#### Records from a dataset
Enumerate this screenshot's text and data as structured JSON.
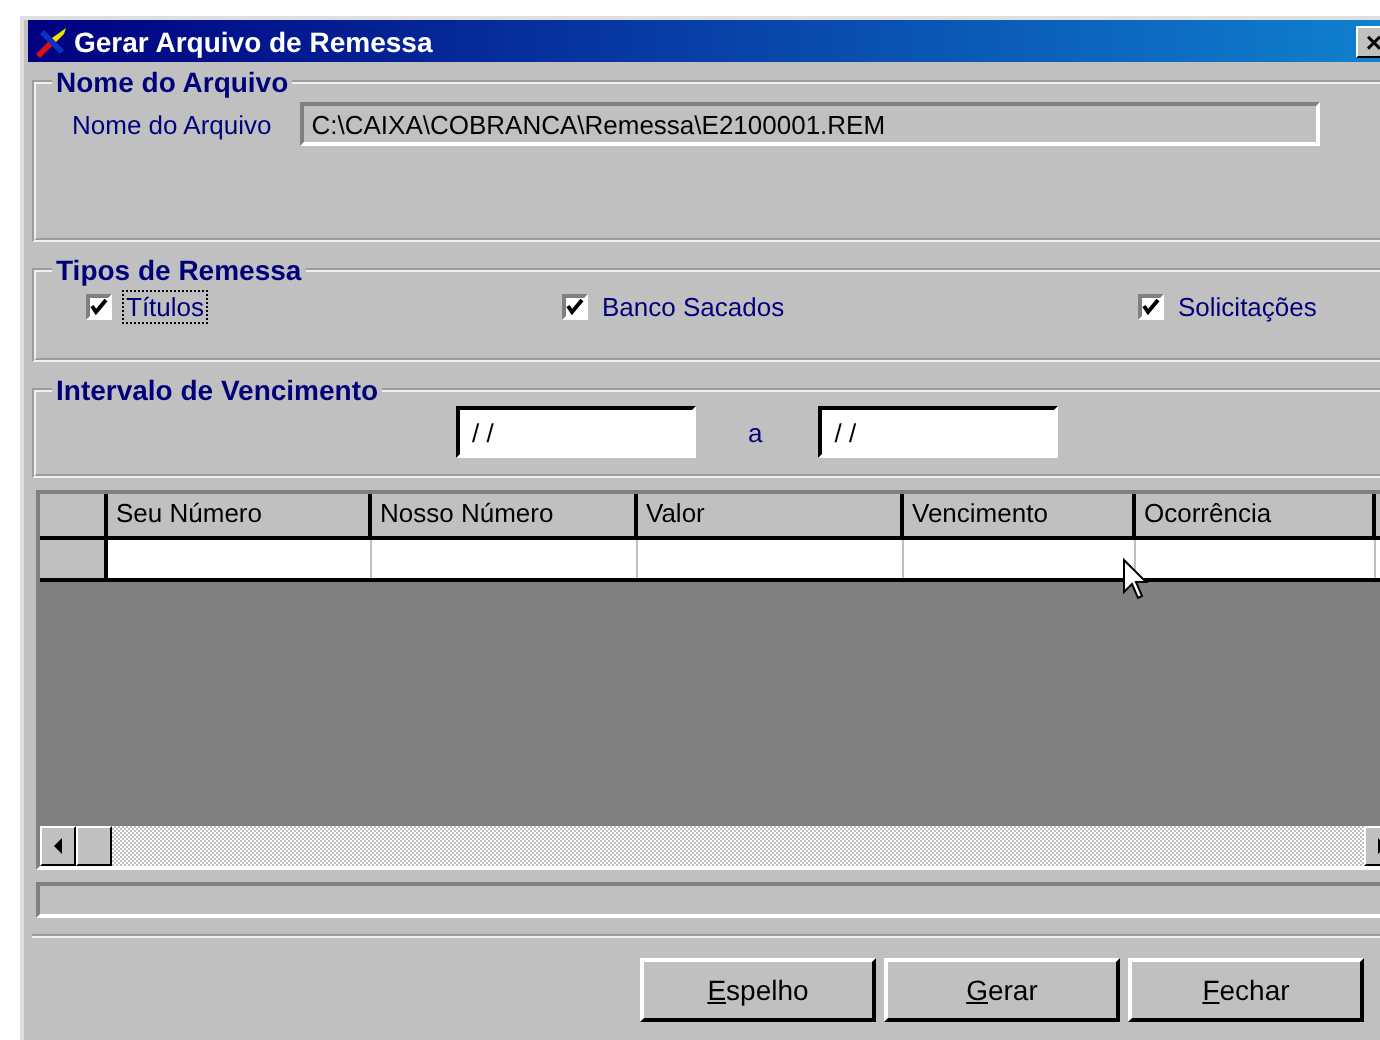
{
  "window": {
    "title": "Gerar Arquivo de Remessa",
    "close": "×"
  },
  "arquivo": {
    "legend": "Nome do Arquivo",
    "label": "Nome do Arquivo",
    "value": "C:\\CAIXA\\COBRANCA\\Remessa\\E2100001.REM"
  },
  "tipos": {
    "legend": "Tipos de Remessa",
    "options": [
      {
        "label": "Títulos",
        "checked": true,
        "focused": true
      },
      {
        "label": "Banco Sacados",
        "checked": true,
        "focused": false
      },
      {
        "label": "Solicitações",
        "checked": true,
        "focused": false
      }
    ]
  },
  "intervalo": {
    "legend": "Intervalo de Vencimento",
    "from": "/ /",
    "separator": "a",
    "to": "/ /"
  },
  "table": {
    "columns": [
      "Seu Número",
      "Nosso Número",
      "Valor",
      "Vencimento",
      "Ocorrência"
    ]
  },
  "buttons": [
    {
      "label": "Espelho"
    },
    {
      "label": "Gerar"
    },
    {
      "label": "Fechar"
    }
  ]
}
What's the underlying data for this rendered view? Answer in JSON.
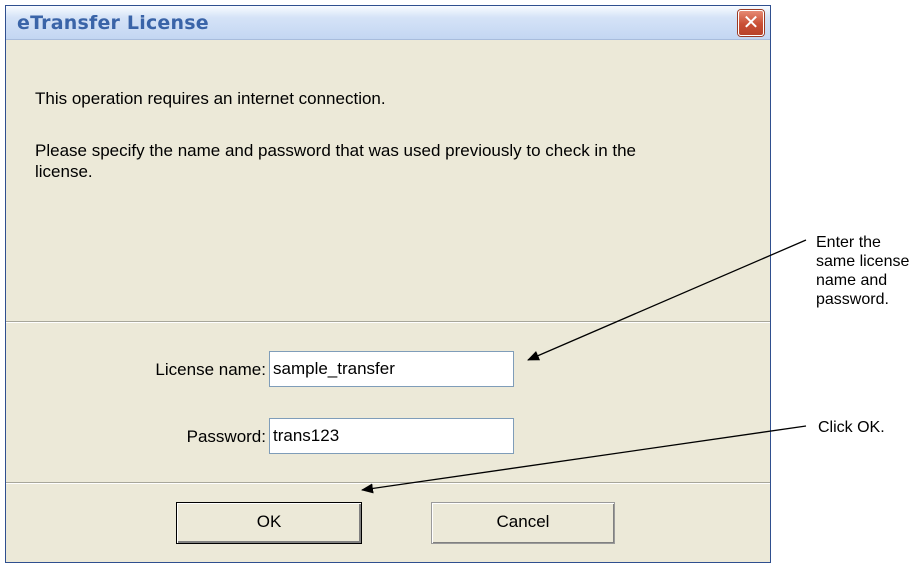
{
  "dialog": {
    "title": "eTransfer License",
    "close_glyph": "✕",
    "message_1": "This operation requires an internet connection.",
    "message_2": "Please specify the name and password that was used previously to check in the license.",
    "license_name_label": "License name:",
    "license_name_value": "sample_transfer",
    "password_label": "Password:",
    "password_value": "trans123",
    "ok_label": "OK",
    "cancel_label": "Cancel"
  },
  "annotations": {
    "enter_note": "Enter the same license name and password.",
    "click_note": "Click OK."
  },
  "icons": {
    "close": "close-icon"
  },
  "colors": {
    "dialog_bg": "#ece9d8",
    "title_text": "#3a64a8",
    "close_button": "#c94f35"
  }
}
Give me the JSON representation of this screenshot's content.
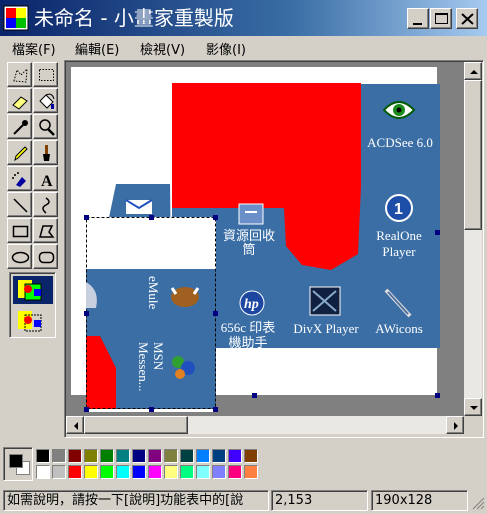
{
  "window": {
    "title": "未命名 - 小畫家重製版",
    "minimize_label": "minimize",
    "maximize_label": "maximize",
    "close_label": "close"
  },
  "menu": [
    "檔案(F)",
    "編輯(E)",
    "檢視(V)",
    "影像(I)"
  ],
  "tools": [
    {
      "name": "free-form-select-tool",
      "icon": "dotted-star-icon"
    },
    {
      "name": "rect-select-tool",
      "icon": "dotted-rect-icon"
    },
    {
      "name": "eraser-tool",
      "icon": "eraser-icon"
    },
    {
      "name": "fill-tool",
      "icon": "paint-bucket-icon"
    },
    {
      "name": "pick-color-tool",
      "icon": "eyedropper-icon"
    },
    {
      "name": "magnifier-tool",
      "icon": "magnifier-icon"
    },
    {
      "name": "pencil-tool",
      "icon": "pencil-icon"
    },
    {
      "name": "brush-tool",
      "icon": "brush-icon"
    },
    {
      "name": "airbrush-tool",
      "icon": "airbrush-icon"
    },
    {
      "name": "text-tool",
      "icon": "text-a-icon"
    },
    {
      "name": "line-tool",
      "icon": "line-icon"
    },
    {
      "name": "curve-tool",
      "icon": "curve-icon"
    },
    {
      "name": "rectangle-tool",
      "icon": "rectangle-icon"
    },
    {
      "name": "polygon-tool",
      "icon": "polygon-icon"
    },
    {
      "name": "ellipse-tool",
      "icon": "ellipse-icon"
    },
    {
      "name": "rounded-rect-tool",
      "icon": "rounded-rect-icon"
    }
  ],
  "canvas": {
    "desktop_icons": {
      "acdsee": "ACDSee 6.0",
      "recycle_bin": "資源回收筒",
      "realone": "RealOne Player",
      "printer": "656c 印表機助手",
      "divx": "DivX Player",
      "awicons": "AWicons",
      "emule": "eMule",
      "msn": "MSN Messen..."
    },
    "paint_color": "#ff0000",
    "desktop_color": "#3a6ea5"
  },
  "palette": {
    "foreground": "#000000",
    "background": "#ffffff",
    "row1": [
      "#000000",
      "#808080",
      "#800000",
      "#808000",
      "#008000",
      "#008080",
      "#000080",
      "#800080",
      "#808040",
      "#004040",
      "#0080ff",
      "#004080",
      "#4000ff",
      "#804000"
    ],
    "row2": [
      "#ffffff",
      "#c0c0c0",
      "#ff0000",
      "#ffff00",
      "#00ff00",
      "#00ffff",
      "#0000ff",
      "#ff00ff",
      "#ffff80",
      "#00ff80",
      "#80ffff",
      "#8080ff",
      "#ff0080",
      "#ff8040"
    ]
  },
  "status": {
    "help": "如需說明，請按一下[說明]功能表中的[說",
    "coords": "2,153",
    "size": "190x128"
  }
}
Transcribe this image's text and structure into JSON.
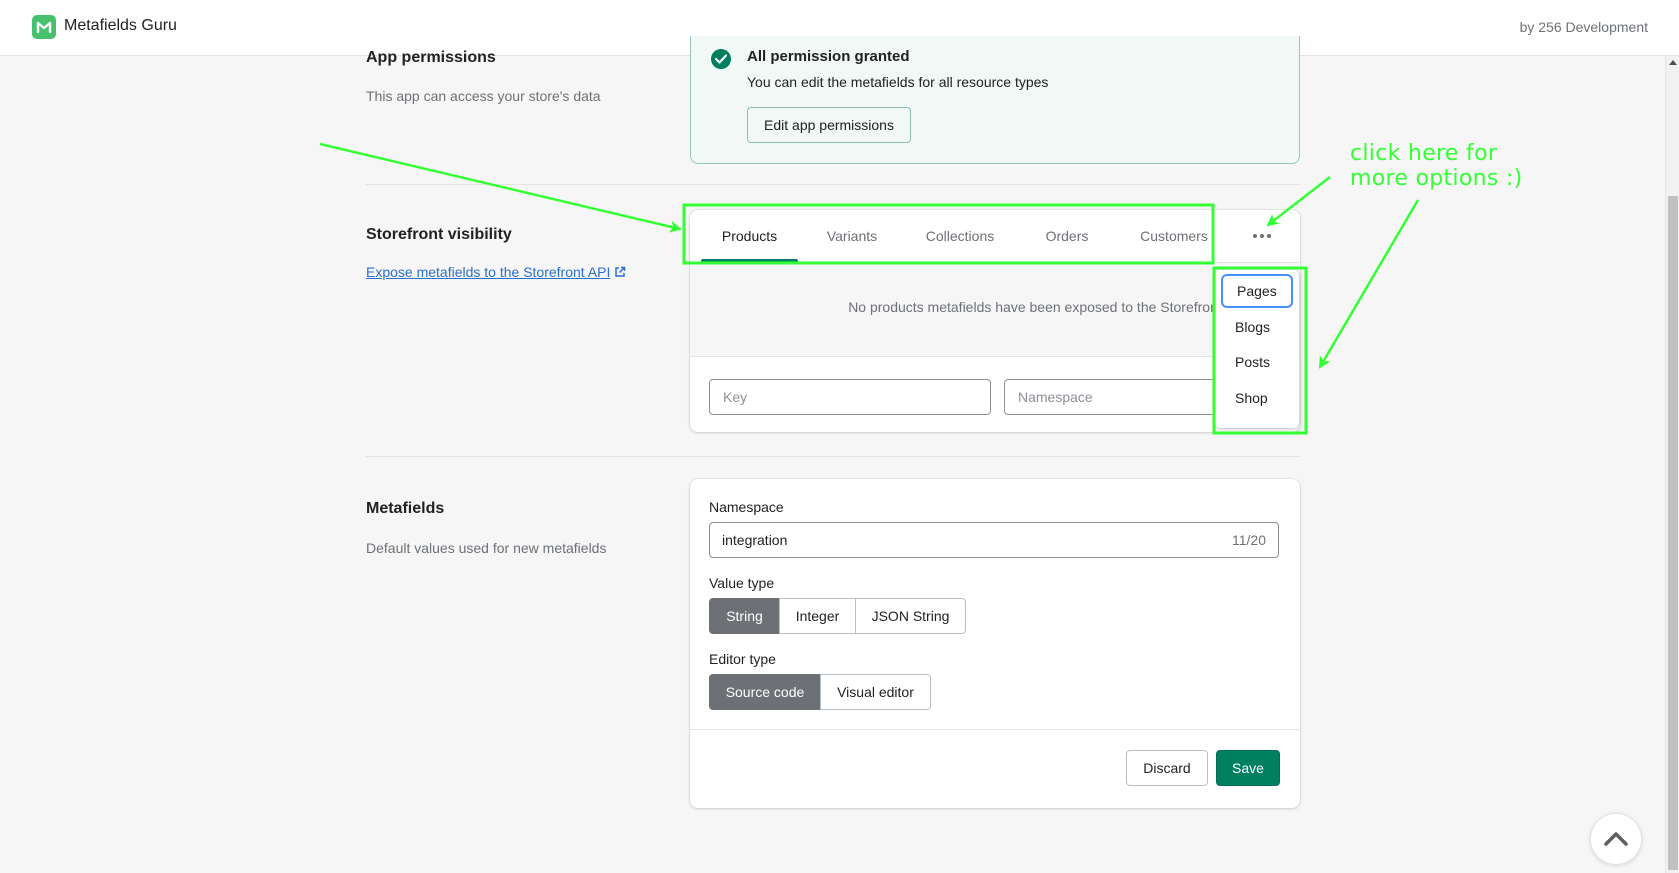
{
  "header": {
    "app_name": "Metafields Guru",
    "developer": "by 256 Development",
    "logo_icon": "metafields-guru-logo"
  },
  "permissions": {
    "title": "App permissions",
    "description": "This app can access your store's data",
    "status_title": "All permission granted",
    "status_text": "You can edit the metafields for all resource types",
    "edit_button": "Edit app permissions"
  },
  "storefront": {
    "title": "Storefront visibility",
    "link": "Expose metafields to the Storefront API",
    "tabs": [
      "Products",
      "Variants",
      "Collections",
      "Orders",
      "Customers"
    ],
    "active_tab": "Products",
    "more_icon": "ellipsis-horizontal-icon",
    "empty_message": "No products metafields have been exposed to the Storefront API yet",
    "key_placeholder": "Key",
    "namespace_placeholder": "Namespace",
    "more_options": [
      "Pages",
      "Blogs",
      "Posts",
      "Shop"
    ]
  },
  "metafields": {
    "title": "Metafields",
    "description": "Default values used for new metafields",
    "namespace_label": "Namespace",
    "namespace_value": "integration",
    "namespace_count": "11/20",
    "value_type_label": "Value type",
    "value_types": [
      "String",
      "Integer",
      "JSON String"
    ],
    "value_type_selected": "String",
    "editor_type_label": "Editor type",
    "editor_types": [
      "Source code",
      "Visual editor"
    ],
    "editor_type_selected": "Source code",
    "discard_label": "Discard",
    "save_label": "Save"
  },
  "annotation": {
    "line1": "click here for",
    "line2": "more options :)",
    "color": "#33ff33"
  },
  "colors": {
    "accent": "#008060",
    "link": "#2c6ecb",
    "selected_segment": "#6d7175"
  }
}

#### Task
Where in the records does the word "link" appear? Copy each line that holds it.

#### Your response
    "link": "Expose metafields to the Storefront API",
    "link": "#2c6ecb",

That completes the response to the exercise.